A new development on Detroit's east side took another step forward on Tuesday. The Ribbon, a $6 million mixed-use adaptive reuse project, received approval of a Michigan Community Revitalization Program performance-based loan of $1.3 million, plus Detroit brownfield support at $552,426.
The Ribbon is led by Edward Carrington of Flux City Development. It was designed by Infuz Architects and the contractor is Artisan Contracting. Construction is expected to start this summer and be completed by Fall 2024.
The development will take a former one-story, 5,760-square-foot Charter Bank building on the corner of East Warren and Kensington and transform it into a three-story, 21,000-square-foot modern mixed-use building. The development includes retail and common areas, plus 18 residential units on the top two floors. Many of the residential units will be offered at 50-80% Area Median Income.

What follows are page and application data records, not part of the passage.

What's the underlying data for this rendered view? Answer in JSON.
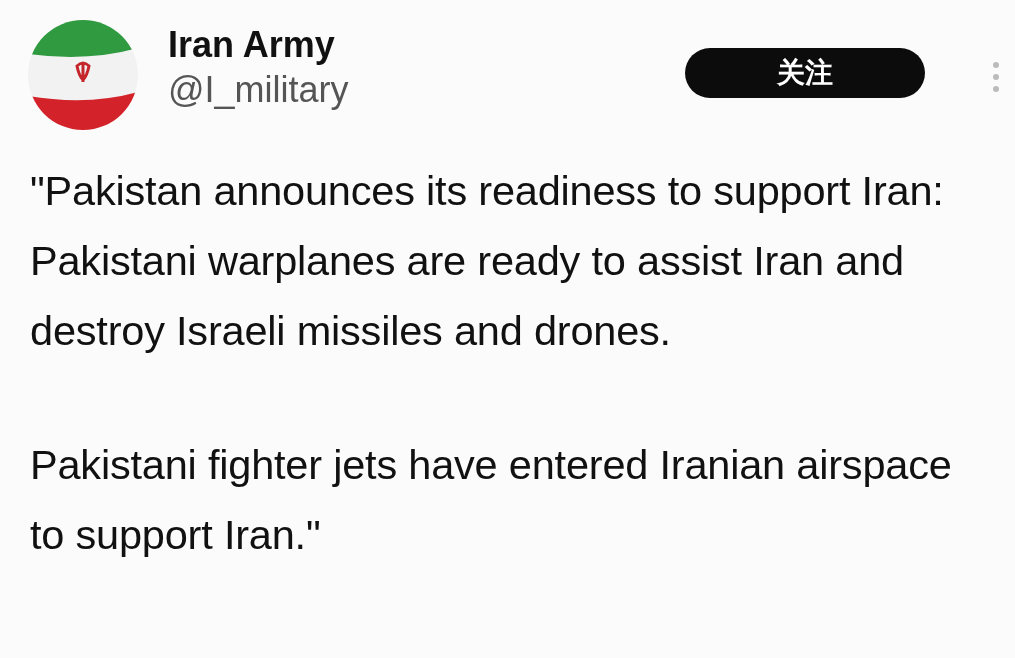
{
  "author": {
    "name": "Iran Army",
    "handle": "@I_military"
  },
  "follow_button": {
    "label": "关注"
  },
  "post": {
    "paragraphs": [
      "\"Pakistan announces its readiness to support Iran: Pakistani warplanes are ready to assist Iran and destroy Israeli missiles and drones.",
      "Pakistani fighter jets have entered Iranian airspace to support Iran.\""
    ]
  }
}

Outside, the Ribbon will have an outdoor dining plaza and improvements will be made to lighting, sidewalks, and landscaping on site.
The project came about as part of the Strategic Neighborhood Fund. "In February of 2020, Invest Detroit sought proposals from qualified entities to rehabilitate the existing commercial structure on the East Warren Commercial Corridor," says Carrington. "The Ribbon was selected based on direct input from local residents as to who should gain the ability to develop the site."
Carrington calls himself the Mayor of Flux City. "A developer interacts with so many stakeholders throughout the entirety of the project (communities, tenants, architects, GCs, funders), and must make sure that all of these stakeholders are happy to a certain extent, similar to what a mayor does when running a city."
He says that during the engagement period, the community gave a lot of input into what they'd like to see in the space. "During our engagement sessions, amenities that the community could directly interact with, such as a café, market, restaurant and bar, were in high demand. The community made it clear that they have a real need for spaces for neighbors to congregate and collaborate together." A retail tenant hasn't been named yet, but they plan on incorporating the community's top requests and will bring a café/restaurant to the space.
Last spring, the city announced improvement plans for East Warren through the Strategic Neighborhood Fund, including housing stabilization, streetscaping, and park improvements. "With the help of the Strategic Neighborhood initiative, and many amenities like quick access to neighboring cities, long-standing retail shopping choices, public/private schools, and strong community bones," says Carrington, "the East Warren Commercial Corridor is primed to become one of the best throughways in the City."